§ **WHAT THE TASK REQUIRES**
Each line of the material that mentions the word "Graphic" is to be copied.

§ **GIVEN DATA**
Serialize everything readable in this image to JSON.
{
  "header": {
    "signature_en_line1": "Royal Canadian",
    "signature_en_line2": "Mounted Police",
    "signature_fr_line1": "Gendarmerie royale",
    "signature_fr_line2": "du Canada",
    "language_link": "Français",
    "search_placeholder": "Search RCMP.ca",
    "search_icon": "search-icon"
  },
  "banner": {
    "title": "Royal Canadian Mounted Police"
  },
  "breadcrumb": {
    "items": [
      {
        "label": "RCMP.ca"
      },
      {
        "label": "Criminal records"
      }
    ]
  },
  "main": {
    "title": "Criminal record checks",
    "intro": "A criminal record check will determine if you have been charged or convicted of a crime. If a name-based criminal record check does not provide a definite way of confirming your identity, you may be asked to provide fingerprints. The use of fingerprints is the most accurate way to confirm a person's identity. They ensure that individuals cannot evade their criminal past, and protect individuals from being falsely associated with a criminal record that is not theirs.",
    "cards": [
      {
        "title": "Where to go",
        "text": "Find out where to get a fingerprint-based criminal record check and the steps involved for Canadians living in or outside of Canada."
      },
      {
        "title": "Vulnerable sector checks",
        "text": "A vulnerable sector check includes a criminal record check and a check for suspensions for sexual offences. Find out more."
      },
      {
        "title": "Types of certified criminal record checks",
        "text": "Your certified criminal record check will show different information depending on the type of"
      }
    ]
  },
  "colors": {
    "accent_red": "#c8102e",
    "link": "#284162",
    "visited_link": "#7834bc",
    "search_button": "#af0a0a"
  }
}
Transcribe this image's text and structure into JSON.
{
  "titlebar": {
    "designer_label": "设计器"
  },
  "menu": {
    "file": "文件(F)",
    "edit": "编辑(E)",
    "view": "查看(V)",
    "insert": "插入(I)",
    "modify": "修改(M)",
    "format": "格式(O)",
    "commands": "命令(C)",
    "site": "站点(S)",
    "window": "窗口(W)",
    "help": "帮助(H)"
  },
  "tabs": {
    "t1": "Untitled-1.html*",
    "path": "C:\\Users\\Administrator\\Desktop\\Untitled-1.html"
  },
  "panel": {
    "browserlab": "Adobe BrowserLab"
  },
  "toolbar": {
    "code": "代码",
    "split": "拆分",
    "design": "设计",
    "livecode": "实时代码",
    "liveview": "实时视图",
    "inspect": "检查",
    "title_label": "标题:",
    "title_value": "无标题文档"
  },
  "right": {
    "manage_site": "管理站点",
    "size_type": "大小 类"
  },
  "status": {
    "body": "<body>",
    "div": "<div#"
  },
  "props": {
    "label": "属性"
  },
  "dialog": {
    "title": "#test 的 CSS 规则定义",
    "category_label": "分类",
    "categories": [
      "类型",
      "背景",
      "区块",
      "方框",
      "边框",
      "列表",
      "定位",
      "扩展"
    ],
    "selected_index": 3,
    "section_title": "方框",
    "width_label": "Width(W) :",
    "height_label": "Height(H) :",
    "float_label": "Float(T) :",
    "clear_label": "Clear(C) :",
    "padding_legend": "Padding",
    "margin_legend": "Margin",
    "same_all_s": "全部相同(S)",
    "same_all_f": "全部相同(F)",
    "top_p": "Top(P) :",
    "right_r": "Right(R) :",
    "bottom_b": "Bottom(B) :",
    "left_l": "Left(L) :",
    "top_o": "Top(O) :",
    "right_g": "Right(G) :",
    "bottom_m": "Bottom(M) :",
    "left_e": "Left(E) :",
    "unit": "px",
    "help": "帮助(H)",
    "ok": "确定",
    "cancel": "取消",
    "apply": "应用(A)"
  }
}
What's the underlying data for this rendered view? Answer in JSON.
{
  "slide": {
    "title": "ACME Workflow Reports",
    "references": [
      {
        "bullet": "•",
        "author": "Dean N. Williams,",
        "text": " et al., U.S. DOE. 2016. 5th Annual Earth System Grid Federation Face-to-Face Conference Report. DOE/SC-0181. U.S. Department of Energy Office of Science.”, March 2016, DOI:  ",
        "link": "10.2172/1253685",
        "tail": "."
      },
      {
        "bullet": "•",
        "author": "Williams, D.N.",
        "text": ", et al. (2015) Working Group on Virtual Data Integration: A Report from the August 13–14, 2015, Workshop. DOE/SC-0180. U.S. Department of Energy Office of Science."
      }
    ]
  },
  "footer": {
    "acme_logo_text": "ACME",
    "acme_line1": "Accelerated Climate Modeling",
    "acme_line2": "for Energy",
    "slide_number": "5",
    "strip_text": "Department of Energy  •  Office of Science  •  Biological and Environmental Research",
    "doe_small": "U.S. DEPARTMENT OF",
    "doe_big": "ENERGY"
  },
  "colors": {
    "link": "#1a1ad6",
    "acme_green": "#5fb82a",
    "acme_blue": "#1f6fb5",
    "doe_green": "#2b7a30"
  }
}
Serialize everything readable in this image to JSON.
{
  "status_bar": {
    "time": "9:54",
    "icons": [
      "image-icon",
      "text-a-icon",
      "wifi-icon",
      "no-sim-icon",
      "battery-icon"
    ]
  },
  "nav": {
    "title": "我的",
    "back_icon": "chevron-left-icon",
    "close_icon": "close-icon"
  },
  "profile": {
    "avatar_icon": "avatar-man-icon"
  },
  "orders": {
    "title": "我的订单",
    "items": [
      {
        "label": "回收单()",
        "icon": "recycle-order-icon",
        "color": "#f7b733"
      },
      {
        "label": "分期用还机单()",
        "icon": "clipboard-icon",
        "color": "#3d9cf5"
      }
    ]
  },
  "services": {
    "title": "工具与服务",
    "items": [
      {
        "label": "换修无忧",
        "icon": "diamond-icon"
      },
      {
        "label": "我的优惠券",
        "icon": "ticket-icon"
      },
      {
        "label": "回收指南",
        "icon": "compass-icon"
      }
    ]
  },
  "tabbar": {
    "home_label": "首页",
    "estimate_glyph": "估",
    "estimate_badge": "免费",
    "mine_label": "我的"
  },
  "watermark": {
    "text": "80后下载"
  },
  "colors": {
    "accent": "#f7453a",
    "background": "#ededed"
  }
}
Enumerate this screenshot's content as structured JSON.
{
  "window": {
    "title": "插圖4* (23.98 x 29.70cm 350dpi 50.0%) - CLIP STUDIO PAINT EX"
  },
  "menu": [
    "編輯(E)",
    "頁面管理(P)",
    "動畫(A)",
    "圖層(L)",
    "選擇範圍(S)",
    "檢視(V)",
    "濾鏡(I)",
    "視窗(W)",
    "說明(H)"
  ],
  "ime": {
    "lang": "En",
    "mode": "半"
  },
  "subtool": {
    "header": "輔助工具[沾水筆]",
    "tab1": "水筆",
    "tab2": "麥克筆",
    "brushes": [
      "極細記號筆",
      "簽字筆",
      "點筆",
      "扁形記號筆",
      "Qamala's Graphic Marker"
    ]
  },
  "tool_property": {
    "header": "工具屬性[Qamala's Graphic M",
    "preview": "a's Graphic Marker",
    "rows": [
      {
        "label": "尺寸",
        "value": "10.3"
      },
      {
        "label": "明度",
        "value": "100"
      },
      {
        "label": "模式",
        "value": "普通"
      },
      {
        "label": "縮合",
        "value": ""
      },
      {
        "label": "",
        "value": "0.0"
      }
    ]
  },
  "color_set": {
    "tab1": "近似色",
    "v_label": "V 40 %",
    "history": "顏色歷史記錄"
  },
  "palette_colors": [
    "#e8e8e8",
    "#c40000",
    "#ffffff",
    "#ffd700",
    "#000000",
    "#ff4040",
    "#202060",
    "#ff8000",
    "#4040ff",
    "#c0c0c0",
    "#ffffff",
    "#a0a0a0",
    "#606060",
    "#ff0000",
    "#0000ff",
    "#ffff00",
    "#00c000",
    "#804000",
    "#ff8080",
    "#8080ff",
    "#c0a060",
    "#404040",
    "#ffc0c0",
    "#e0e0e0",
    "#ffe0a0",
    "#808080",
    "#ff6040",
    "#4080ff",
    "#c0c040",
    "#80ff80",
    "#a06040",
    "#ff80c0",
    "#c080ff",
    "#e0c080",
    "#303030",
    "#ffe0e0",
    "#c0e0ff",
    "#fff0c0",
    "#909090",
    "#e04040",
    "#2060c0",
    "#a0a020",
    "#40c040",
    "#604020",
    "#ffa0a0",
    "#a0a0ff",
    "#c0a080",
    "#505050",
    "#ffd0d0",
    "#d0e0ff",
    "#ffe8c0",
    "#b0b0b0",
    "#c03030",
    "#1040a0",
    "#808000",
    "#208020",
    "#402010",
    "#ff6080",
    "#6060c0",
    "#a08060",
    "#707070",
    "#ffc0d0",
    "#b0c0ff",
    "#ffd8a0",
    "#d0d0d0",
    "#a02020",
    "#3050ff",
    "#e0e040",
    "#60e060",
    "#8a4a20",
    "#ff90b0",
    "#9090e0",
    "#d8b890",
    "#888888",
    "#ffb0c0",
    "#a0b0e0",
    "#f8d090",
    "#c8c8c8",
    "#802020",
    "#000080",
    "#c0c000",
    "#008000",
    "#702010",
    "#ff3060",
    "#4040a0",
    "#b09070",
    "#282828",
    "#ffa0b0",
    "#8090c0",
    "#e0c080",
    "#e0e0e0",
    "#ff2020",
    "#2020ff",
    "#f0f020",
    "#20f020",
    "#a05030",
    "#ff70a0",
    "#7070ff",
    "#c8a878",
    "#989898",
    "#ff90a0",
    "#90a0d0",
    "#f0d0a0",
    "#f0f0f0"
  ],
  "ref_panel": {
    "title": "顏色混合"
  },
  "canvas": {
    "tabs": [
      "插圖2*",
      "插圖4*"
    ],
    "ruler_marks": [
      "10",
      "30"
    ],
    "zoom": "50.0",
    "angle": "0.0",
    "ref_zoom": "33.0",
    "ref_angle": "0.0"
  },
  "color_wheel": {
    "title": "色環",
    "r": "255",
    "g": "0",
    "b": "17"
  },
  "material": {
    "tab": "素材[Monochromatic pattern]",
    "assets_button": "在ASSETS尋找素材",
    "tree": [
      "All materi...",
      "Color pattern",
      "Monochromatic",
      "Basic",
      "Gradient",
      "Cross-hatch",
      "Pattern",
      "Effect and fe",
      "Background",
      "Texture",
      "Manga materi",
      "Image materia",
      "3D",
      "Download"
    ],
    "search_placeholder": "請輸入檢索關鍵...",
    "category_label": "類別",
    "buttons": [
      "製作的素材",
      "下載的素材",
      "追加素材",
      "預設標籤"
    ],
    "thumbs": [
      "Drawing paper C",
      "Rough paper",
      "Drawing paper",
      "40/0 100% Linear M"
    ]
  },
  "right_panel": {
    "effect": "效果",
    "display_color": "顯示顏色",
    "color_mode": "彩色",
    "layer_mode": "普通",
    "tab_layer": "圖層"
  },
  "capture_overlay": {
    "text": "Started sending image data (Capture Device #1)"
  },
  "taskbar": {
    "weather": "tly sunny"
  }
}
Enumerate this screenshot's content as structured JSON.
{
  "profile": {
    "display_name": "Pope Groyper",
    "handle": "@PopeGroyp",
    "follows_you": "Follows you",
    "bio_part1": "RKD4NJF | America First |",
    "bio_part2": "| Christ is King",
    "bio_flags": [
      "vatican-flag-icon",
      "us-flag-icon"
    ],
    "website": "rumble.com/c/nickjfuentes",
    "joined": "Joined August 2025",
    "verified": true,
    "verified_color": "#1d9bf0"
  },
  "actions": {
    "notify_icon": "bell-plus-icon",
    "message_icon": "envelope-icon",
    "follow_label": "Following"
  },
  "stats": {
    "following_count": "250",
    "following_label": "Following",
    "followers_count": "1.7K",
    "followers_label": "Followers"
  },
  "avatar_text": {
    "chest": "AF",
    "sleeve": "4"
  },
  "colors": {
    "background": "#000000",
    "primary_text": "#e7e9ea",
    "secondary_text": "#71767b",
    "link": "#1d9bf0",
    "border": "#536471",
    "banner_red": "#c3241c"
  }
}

§ **EXERCISE RESULT**
      "Qamala's Graphic Marker"
    "header": "工具屬性[Qamala's Graphic M",
    "preview": "a's Graphic Marker",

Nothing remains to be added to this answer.